Tuesday’s Republican features an editorial about how Baystate securing $246 million in financing for its “hospital of the future” is good for the regional economy: “In addition to 300 construction jobs, the new 600,000-square-foot addition to Baystate Medical Center in Springfield, will create 550 permanent jobs for doctors, nurses and other professionals, and allow the hospital to offer a private room to every patient.”
True enough. But what’s not talked about as often is how this capital project triggers an additional Baystate investment of $9.6 million for “community benefits,” largely divided between North End and Mason Square community organizations. So there was more at stake than most realize when work stopped on the Baystate expansion, and a sigh of relief when it was announced that financing had been secured.

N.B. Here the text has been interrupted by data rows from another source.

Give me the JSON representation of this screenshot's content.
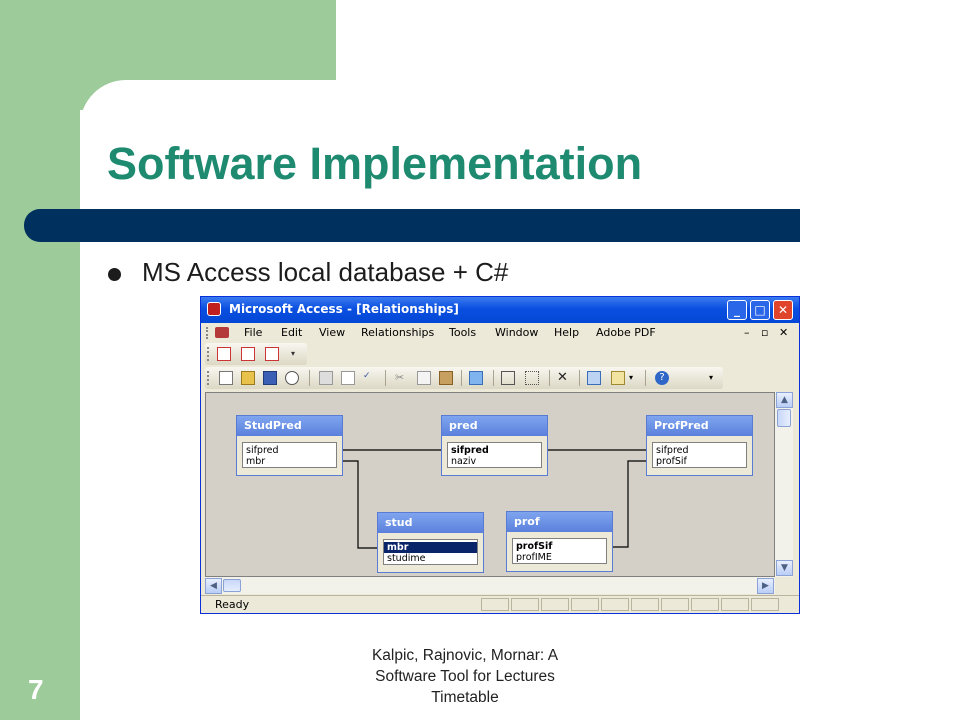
{
  "slide": {
    "title": "Software Implementation",
    "bullet": "MS Access local database + C#",
    "footer_lines": [
      "Kalpic, Rajnovic, Mornar: A",
      "Software Tool for Lectures",
      "Timetable"
    ],
    "page_number": "7"
  },
  "window": {
    "title": "Microsoft Access - [Relationships]",
    "controls": {
      "minimize": "_",
      "maximize": "□",
      "close": "✕"
    },
    "menu": [
      "File",
      "Edit",
      "View",
      "Relationships",
      "Tools",
      "Window",
      "Help",
      "Adobe PDF"
    ],
    "status": "Ready"
  },
  "tables": [
    {
      "name": "StudPred",
      "fields": [
        "sifpred",
        "mbr"
      ]
    },
    {
      "name": "pred",
      "fields": [
        "sifpred",
        "naziv"
      ]
    },
    {
      "name": "ProfPred",
      "fields": [
        "sifpred",
        "profSif"
      ]
    },
    {
      "name": "stud",
      "fields": [
        "mbr",
        "studime"
      ]
    },
    {
      "name": "prof",
      "fields": [
        "profSif",
        "profIME"
      ]
    }
  ],
  "colors": {
    "title": "#1e8a70",
    "bar": "#00305e",
    "green": "#9dcb99",
    "xp_title": "#0a4fe0"
  }
}
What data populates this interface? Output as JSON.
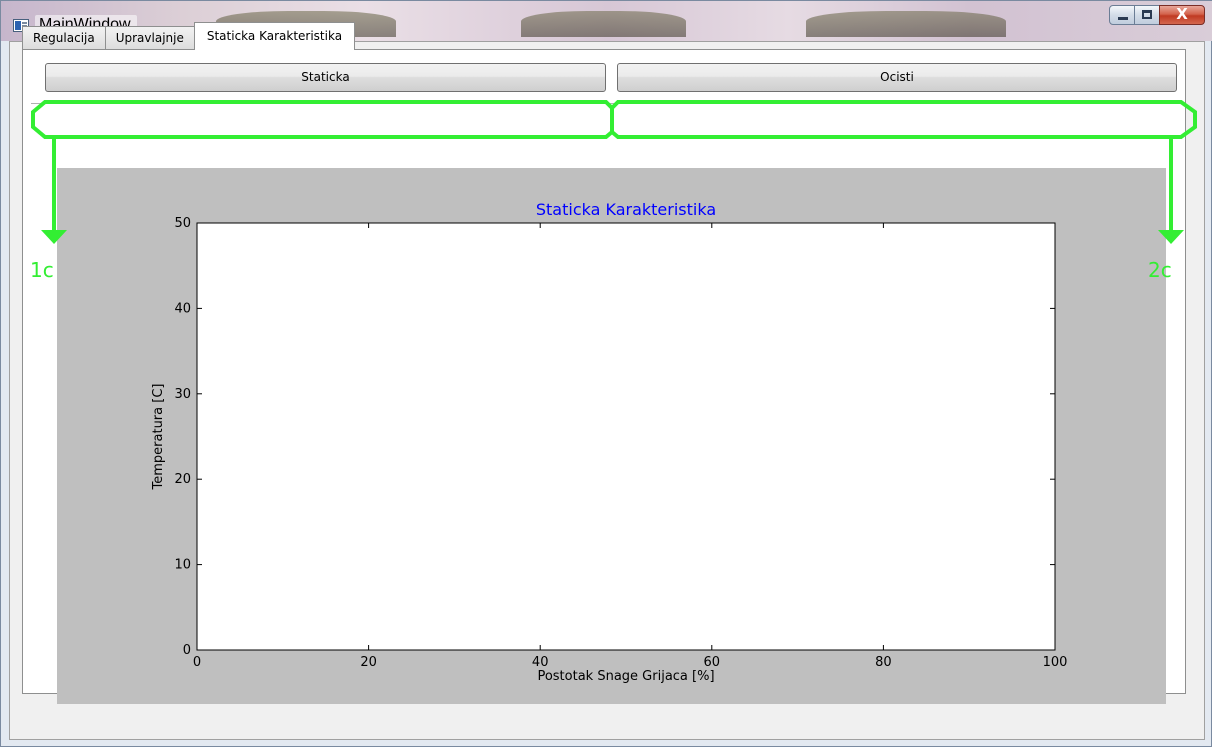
{
  "window": {
    "title": "MainWindow",
    "close_glyph": "X"
  },
  "tabs": [
    {
      "label": "Regulacija",
      "active": false
    },
    {
      "label": "Upravlajnje",
      "active": false
    },
    {
      "label": "Staticka Karakteristika",
      "active": true
    }
  ],
  "toolbar": {
    "staticka_label": "Staticka",
    "ocisti_label": "Ocisti"
  },
  "annotations": {
    "left_label": "1c",
    "right_label": "2c",
    "color": "#33ee33"
  },
  "chart_data": {
    "type": "scatter",
    "title": "Staticka Karakteristika",
    "xlabel": "Postotak Snage Grijaca [%]",
    "ylabel": "Temperatura [C]",
    "xlim": [
      0,
      100
    ],
    "ylim": [
      0,
      50
    ],
    "xticks": [
      0,
      20,
      40,
      60,
      80,
      100
    ],
    "yticks": [
      0,
      10,
      20,
      30,
      40,
      50
    ],
    "grid": false,
    "series": [],
    "title_color": "#0000ff"
  }
}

We’ve laid out the basic structure of the Baystate community benefits money here, including links to the groups administering the money, and how to take advantage of some mini-grant opportunities available to all kinds of community stakeholders.